## [What the task asks]
Which lines of the entries hold the string "image"? Copy each one.

-- The input follows --

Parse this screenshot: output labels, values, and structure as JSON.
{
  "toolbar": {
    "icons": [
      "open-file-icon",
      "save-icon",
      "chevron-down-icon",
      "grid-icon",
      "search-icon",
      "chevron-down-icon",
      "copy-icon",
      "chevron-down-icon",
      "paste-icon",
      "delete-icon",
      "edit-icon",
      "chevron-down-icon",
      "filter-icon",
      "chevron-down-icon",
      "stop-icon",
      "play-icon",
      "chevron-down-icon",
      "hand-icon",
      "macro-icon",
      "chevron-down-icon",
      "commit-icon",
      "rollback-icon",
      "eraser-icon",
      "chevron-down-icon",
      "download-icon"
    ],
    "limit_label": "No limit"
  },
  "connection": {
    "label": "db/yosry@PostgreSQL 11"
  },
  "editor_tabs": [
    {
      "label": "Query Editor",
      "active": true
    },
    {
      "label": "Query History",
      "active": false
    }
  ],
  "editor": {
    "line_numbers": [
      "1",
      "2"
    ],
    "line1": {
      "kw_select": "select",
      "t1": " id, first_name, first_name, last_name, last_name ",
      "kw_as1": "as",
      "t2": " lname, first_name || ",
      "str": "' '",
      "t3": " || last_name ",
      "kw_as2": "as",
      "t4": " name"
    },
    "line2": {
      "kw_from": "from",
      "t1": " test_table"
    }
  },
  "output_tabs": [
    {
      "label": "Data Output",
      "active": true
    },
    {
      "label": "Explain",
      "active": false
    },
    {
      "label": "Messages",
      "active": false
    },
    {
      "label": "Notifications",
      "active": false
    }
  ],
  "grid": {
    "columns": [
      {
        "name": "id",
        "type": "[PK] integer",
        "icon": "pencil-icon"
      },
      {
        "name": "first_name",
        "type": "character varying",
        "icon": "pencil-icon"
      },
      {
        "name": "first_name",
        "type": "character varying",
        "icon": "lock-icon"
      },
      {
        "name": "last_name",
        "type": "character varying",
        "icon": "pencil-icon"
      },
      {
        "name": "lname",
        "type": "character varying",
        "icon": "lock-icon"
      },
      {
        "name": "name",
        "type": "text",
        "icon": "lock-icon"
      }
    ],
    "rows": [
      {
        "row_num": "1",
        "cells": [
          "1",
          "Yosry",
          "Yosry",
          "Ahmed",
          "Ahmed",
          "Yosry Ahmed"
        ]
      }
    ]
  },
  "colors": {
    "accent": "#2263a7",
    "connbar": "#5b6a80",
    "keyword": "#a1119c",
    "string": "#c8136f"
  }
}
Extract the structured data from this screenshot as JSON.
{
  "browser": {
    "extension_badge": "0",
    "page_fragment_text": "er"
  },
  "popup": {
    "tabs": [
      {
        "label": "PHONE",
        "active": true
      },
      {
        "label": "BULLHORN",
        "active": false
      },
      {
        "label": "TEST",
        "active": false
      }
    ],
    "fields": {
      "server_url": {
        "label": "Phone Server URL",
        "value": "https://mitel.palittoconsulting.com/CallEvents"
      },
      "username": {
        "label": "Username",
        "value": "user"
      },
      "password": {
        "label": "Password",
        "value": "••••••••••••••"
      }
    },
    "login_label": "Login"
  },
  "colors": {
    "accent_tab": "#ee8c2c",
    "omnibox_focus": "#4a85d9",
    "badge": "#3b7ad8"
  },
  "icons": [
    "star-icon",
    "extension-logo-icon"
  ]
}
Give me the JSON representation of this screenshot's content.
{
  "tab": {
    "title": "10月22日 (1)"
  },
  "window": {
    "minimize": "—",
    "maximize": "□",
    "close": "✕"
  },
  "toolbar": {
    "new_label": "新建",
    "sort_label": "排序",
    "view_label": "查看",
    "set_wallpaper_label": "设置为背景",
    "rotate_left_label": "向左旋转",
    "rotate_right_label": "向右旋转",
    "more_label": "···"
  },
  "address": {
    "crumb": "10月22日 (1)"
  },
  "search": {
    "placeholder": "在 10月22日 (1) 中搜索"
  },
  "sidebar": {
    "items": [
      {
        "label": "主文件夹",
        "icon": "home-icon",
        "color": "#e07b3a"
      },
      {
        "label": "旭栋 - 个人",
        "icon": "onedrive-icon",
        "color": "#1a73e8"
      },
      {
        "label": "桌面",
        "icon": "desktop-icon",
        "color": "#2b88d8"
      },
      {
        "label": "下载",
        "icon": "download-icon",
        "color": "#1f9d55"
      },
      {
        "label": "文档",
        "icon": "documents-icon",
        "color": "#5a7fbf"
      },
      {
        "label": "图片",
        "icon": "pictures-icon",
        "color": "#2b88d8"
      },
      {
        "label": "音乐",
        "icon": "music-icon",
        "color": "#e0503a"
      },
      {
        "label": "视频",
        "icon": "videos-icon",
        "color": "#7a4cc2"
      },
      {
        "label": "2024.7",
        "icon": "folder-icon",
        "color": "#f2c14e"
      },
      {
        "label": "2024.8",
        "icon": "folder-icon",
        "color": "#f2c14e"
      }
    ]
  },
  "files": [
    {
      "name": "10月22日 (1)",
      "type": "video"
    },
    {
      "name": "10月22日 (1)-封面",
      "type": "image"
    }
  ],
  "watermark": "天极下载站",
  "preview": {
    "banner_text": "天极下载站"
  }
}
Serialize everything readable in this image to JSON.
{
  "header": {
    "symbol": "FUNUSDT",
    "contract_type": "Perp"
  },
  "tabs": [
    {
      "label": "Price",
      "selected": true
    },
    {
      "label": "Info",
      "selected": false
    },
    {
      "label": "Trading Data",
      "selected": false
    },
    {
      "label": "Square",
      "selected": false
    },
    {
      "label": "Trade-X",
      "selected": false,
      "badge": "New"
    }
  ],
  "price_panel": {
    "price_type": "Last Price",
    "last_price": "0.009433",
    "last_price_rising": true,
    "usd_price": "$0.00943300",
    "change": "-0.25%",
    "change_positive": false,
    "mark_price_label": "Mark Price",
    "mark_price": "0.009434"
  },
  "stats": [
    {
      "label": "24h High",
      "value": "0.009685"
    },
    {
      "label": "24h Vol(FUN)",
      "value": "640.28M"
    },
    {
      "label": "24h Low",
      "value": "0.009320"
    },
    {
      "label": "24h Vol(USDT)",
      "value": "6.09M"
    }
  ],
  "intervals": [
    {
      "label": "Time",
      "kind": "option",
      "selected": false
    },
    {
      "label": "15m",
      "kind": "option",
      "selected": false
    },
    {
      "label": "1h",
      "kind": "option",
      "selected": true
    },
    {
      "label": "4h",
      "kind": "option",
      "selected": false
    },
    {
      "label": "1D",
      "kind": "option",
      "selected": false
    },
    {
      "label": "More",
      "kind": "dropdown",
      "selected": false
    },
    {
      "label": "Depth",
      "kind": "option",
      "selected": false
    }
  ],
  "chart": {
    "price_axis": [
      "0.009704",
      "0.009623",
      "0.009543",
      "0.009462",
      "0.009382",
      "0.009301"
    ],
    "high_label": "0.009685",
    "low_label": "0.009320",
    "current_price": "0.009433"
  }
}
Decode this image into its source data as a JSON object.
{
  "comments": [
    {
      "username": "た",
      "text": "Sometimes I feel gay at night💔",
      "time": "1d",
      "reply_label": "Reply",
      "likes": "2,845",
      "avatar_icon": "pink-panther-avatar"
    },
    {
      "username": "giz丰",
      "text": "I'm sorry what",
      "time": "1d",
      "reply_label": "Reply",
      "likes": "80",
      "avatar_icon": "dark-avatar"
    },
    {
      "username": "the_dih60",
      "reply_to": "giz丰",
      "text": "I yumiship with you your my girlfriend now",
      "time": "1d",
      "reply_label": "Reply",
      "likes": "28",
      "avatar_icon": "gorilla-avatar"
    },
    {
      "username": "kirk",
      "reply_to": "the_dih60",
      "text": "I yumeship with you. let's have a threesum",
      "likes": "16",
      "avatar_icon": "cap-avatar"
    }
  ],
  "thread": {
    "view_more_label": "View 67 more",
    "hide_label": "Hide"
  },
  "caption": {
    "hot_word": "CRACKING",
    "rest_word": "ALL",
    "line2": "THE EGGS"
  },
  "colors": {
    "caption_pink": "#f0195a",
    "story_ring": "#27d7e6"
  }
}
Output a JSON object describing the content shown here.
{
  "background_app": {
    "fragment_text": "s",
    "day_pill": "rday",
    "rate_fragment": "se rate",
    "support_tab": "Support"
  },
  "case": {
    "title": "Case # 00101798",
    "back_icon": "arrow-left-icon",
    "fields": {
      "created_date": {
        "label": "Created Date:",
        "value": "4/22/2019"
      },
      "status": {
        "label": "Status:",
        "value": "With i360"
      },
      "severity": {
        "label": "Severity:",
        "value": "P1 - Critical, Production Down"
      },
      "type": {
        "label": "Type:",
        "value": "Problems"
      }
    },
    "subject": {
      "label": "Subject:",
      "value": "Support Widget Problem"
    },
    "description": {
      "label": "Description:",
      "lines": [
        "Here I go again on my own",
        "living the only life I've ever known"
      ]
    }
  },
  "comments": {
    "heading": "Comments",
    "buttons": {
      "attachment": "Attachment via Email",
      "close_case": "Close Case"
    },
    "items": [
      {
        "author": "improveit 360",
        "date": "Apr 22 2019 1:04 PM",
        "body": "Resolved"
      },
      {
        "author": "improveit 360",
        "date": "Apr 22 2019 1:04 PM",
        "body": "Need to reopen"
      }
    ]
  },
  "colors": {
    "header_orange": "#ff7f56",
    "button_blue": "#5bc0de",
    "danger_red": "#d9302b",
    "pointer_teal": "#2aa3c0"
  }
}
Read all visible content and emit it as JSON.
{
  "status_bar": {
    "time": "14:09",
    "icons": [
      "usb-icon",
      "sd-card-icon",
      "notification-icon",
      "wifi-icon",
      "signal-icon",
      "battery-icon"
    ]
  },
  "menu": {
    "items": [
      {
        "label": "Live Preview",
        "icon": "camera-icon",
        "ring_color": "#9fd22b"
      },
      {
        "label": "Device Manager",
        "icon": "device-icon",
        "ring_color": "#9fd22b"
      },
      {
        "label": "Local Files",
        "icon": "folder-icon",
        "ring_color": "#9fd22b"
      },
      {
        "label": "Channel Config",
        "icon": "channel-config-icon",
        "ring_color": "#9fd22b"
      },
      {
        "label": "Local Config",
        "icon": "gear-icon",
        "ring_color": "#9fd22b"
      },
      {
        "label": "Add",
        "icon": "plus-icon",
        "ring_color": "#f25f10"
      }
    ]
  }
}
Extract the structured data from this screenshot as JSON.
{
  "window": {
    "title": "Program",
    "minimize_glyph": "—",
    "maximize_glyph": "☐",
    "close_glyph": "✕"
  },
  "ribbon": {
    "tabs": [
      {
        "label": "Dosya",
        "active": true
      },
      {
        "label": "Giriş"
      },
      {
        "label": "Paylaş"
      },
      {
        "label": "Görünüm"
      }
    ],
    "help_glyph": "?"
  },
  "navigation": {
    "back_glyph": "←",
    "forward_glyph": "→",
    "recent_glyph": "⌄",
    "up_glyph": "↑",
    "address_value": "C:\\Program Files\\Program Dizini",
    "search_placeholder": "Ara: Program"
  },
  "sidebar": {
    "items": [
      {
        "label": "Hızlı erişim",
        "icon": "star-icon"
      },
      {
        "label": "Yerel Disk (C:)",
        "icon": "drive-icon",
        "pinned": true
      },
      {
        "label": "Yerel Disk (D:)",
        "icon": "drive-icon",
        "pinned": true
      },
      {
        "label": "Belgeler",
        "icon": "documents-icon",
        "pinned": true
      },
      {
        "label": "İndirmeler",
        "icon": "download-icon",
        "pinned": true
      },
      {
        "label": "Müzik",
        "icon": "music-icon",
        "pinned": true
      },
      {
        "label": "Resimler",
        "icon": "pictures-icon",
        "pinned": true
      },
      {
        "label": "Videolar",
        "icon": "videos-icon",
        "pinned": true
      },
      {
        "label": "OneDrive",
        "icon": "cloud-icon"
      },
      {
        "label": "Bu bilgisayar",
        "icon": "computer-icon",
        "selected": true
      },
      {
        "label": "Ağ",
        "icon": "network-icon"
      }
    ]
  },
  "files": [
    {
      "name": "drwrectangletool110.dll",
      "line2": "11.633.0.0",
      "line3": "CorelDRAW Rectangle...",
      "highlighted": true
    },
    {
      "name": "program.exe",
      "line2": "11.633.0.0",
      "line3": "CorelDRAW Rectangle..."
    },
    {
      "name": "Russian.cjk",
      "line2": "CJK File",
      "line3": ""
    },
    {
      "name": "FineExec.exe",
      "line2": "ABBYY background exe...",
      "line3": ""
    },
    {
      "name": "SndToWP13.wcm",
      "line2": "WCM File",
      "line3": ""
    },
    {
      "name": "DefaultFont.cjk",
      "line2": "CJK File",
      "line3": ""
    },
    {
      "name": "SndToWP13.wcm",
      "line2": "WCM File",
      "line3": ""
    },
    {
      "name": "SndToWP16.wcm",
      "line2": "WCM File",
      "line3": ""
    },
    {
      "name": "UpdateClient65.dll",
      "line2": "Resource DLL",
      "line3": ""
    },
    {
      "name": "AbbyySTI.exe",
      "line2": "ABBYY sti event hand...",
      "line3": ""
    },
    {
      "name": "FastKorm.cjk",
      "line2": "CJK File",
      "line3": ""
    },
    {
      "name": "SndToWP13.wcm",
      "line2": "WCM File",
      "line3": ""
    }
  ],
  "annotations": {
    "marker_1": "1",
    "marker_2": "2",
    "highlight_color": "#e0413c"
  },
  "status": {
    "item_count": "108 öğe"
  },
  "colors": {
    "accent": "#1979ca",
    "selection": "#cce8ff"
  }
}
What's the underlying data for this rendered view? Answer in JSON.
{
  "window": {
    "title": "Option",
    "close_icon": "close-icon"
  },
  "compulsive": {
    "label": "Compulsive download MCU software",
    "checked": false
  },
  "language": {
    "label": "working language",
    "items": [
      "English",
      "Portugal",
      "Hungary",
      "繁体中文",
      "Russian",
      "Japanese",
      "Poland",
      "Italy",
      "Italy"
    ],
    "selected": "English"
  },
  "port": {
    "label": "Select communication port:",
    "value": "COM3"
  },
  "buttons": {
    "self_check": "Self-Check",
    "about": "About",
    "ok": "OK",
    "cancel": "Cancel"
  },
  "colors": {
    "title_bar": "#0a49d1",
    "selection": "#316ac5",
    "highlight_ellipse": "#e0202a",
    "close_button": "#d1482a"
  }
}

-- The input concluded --

## [Exercise output]
      "type": "image"
Serialize everything readable in this image to JSON.
Decode this image into its source data as a JSON object.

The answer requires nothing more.